Adults who work with 4-H camp counselors have always suspected that the experience provided teenagers with the workforce skills that 21st century employers are looking for. Now they have strong evidence that supports the idea.
In a 2009 pilot project, “Camp Counselor Work-based Learning,” 11 counties received Ohio 4-H Foundation Sauder grants to participate in the program and include self- and supervisor assessments similar to work-based performance appraisals. In addition, counselors completed a series of questions about their camp experience, and 4-H professionals participated in a focus group to assess the program. In the pilot counties, 275 teens were trained as camp counselors, and data were collected from 168, for a 61-percent response rate.

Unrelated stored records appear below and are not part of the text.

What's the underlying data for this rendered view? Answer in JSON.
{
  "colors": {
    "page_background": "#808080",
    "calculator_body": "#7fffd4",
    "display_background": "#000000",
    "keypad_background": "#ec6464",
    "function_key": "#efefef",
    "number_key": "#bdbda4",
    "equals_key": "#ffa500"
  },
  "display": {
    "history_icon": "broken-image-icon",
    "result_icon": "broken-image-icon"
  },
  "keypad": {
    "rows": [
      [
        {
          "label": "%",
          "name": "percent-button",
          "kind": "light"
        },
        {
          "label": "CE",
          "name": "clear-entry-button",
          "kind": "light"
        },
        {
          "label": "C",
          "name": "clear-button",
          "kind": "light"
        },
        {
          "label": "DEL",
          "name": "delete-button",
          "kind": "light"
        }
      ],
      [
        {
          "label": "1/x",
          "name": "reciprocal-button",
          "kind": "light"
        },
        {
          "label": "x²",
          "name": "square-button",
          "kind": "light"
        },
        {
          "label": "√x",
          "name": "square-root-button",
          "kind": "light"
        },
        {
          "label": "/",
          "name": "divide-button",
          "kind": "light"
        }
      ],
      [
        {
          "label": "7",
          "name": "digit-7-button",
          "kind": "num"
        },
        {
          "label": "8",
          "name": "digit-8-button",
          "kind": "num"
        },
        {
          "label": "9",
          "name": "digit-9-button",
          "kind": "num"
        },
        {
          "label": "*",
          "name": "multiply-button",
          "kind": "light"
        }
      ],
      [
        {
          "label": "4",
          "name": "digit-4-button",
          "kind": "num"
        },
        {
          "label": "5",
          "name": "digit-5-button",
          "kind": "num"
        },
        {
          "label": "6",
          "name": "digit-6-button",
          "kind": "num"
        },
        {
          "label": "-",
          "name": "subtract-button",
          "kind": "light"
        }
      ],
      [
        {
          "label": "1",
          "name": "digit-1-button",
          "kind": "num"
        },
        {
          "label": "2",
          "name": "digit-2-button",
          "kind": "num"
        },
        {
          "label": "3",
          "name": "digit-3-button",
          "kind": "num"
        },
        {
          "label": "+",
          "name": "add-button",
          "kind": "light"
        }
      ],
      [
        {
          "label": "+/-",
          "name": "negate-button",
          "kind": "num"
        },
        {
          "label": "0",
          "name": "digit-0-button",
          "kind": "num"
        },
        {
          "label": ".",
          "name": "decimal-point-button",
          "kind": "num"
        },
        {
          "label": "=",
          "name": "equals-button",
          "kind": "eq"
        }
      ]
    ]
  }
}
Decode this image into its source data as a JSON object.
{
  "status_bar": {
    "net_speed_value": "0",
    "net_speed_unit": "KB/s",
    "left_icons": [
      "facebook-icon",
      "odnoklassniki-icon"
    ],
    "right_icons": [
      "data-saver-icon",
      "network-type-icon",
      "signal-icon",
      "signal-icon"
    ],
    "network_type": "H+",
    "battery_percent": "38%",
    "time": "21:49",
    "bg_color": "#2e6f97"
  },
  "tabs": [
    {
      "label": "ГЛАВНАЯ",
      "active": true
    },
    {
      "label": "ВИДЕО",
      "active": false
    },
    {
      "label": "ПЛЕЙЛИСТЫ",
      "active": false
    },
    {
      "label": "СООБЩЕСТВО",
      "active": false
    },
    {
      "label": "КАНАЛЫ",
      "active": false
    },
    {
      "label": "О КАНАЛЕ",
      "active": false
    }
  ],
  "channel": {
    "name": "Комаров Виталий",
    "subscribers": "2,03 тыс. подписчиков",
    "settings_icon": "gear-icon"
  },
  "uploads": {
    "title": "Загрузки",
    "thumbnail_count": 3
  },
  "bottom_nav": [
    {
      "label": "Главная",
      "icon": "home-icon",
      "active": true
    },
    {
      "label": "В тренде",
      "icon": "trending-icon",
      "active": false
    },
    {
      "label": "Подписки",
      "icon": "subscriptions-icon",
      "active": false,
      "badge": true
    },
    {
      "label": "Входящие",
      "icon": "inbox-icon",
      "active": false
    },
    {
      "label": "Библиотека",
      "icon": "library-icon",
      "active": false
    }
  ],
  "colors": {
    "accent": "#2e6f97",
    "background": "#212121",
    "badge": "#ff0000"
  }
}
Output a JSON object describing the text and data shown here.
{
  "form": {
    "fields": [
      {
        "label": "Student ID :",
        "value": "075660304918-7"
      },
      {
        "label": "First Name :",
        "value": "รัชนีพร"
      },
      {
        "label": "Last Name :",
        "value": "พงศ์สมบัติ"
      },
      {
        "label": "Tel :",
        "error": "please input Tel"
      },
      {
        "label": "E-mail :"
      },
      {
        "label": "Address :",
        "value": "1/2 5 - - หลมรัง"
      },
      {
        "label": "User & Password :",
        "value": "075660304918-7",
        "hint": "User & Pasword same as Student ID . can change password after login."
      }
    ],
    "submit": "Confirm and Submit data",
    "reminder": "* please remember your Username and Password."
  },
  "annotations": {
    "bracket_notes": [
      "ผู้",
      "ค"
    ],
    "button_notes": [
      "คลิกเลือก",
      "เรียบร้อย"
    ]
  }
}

“We’ve always done training for camp counselors,” said Theresa Ferrari, youth development specialist for Ohio State University Extension’s 4-H program. “But for the pilot project, we asked the adults conducting the training to talk specifically about how certain skills being taught were also workforce skills that employers value. Our thinking was that even though we might be able to see how beneficial the experience is for preparing teens for the workforce, if they (the teens) can’t see it, then we’re not actually doing it.”
In any given year, about 2,500 Ohio teens act as 4-H camp counselors, Ferrari said. About 40 percent of them are new to the program each year and undergo 24 hours of training before becoming camp counselors.
For the pilot study, both the teens and the adults who worked with them were asked to measure the teens’ skills before and after their camp counseling experience in five workforce-skill categories: Thinking Skills, Communication Skills, Teamwork and Leadership, Initiative, and Professionalism. Both sets of ratings increased significantly from “before” to “after” the counseling experience, Ferrari said.
In addition, at least half the teens participating in the study were rated (in both self-assessment and by the adult working with them) as “consistently excelling,” the highest possible rating, in 12 of the 24 workforce skills being measured, including:
Skills showing professionalism, including respecting others, having a positive attitude dressing appropriately, working with others of diverse backgrounds, having good work habits and meeting deadlines.
Skills showing teamwork and leadership, including working with others to achieve goals, resolving disagreements, and supporting and encouraging others.
Skills showing initiative and communication, including being a good listener, being motivated to complete tasks and taking initiative.
Teens also were asked specifically if they made the connection between their camp counseling experience and the world of work:
85 percent said they thought about “how skills learned as a camp counselor will help me in the future.”
76 percent said they thought of “a specific way that I can use my camp counseling skills right away.”
76 percent also said they “learned about skills employers value in the 21st century.”
71 percent said they “developed a better understanding of the world of work.”
70 percent said they “looked at my role as a camp counselor as a job or work experience.”
This year, the project is expanding to 16 counties. Ferrari and her colleagues plan to use what they learn from 2009 and 2010 to develop a modified camp counselor training curriculum for use statewide in the future.
A report with details from the 2009 pilot project is online at http://youthsuccess.osu.edu.